Nonfiction can sell higher than fiction. What the ideal price point for that is, I don’t know.
Observation #3: Pre-orders can help you sell more books.
In the survey, it seems a book that starts out as a pre-order will do 3.5 times better than a book that wasn’t. Do authors who have a larger platform with a larger readership have a bigger advantage over those that don’t? Of course. But that is going to be normal even if there was no pre-order.
I love pre-orders, but I don’t see massive pre-orders on my books flooding in. I don’t think it’s realistic to expect that. You can increase your chances of hitting a bestselling list in your category at iBooks or Kobo the longer you have your book available as a pre-order. iBooks and Kobo will accumulate the pre-orders, so when your book is released, you get credited for all those pre-orders as if you sold that many copies on that day. I love that feature. Amazon doesn’t do that, and I don’t think Barnes & Noble does either.
My thinking is, if you can give yourself an advantage, even if it’s a small one, why not take it? Pre-orders are easy to do, and they help save time on release date since the book is already uploaded. I wrote a post on ideas on promoting a pre-order. (As always, if you can think of anything else to add, please do. One person in the comments suggested a special promotional price during the pre-order period, which I thought was a good idea. I might have to use that one in the future.)
Observation #4: Series where the first book is free sell 66% better than series where the first book has a price tag on it.
This one surprised me the most. The 66% trend was higher than I expected. I have heard authors say putting the first book at free has helped sell the rest of the books in their series. But I also know authors who have had their first book at free and didn’t see an increase in sales for the other books in the series. I have priced the first book of every series I have at free. Some series do better than others. Overall, I have noticed the series does do better if the first book is free, even if it’s not a huge jump in sales.
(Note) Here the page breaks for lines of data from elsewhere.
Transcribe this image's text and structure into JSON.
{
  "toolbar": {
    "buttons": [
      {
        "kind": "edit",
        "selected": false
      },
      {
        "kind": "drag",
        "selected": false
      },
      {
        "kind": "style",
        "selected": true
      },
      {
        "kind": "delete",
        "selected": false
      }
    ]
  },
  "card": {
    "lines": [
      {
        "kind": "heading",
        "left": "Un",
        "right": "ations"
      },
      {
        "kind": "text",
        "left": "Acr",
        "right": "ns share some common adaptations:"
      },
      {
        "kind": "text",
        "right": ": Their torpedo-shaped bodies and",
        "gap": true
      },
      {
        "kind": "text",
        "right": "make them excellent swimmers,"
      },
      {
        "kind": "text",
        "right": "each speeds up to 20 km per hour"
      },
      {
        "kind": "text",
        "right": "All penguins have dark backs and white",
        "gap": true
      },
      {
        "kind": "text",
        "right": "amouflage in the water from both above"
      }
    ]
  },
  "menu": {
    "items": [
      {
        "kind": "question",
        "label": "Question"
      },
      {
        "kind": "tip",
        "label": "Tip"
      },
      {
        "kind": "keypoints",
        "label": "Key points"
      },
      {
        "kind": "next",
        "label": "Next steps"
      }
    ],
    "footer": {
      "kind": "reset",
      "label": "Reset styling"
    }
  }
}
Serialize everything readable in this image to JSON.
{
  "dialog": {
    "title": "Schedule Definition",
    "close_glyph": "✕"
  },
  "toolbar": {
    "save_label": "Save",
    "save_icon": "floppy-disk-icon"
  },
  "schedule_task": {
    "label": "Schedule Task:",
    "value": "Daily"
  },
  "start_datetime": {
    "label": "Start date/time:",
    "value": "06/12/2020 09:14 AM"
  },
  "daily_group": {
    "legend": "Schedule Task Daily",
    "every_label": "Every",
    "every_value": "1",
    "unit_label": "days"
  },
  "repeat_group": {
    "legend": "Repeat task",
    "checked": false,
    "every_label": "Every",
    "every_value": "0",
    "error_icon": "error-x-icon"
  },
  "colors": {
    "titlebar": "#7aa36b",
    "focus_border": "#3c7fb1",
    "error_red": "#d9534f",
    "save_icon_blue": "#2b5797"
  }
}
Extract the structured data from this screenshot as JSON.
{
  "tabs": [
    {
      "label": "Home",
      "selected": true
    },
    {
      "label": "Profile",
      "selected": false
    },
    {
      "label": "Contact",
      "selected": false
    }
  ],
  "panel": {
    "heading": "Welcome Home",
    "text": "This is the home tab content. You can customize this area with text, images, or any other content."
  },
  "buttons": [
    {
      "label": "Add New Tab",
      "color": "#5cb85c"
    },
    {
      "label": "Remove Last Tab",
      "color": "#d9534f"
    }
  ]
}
I just listened to a podcast at The Creative Penn, and Dan Wood from Draft2Digital recommends using this strategy, too. He found authors who do this sell 3 times as much as authors who don’t. (As a side note, he recommends assetless pre-orders, too, which I just talked about above.)
Those are the takeaways I got from the Smashwords 2015 survey. Does anyone have any other ones or have anything to add? There might have been something I missed.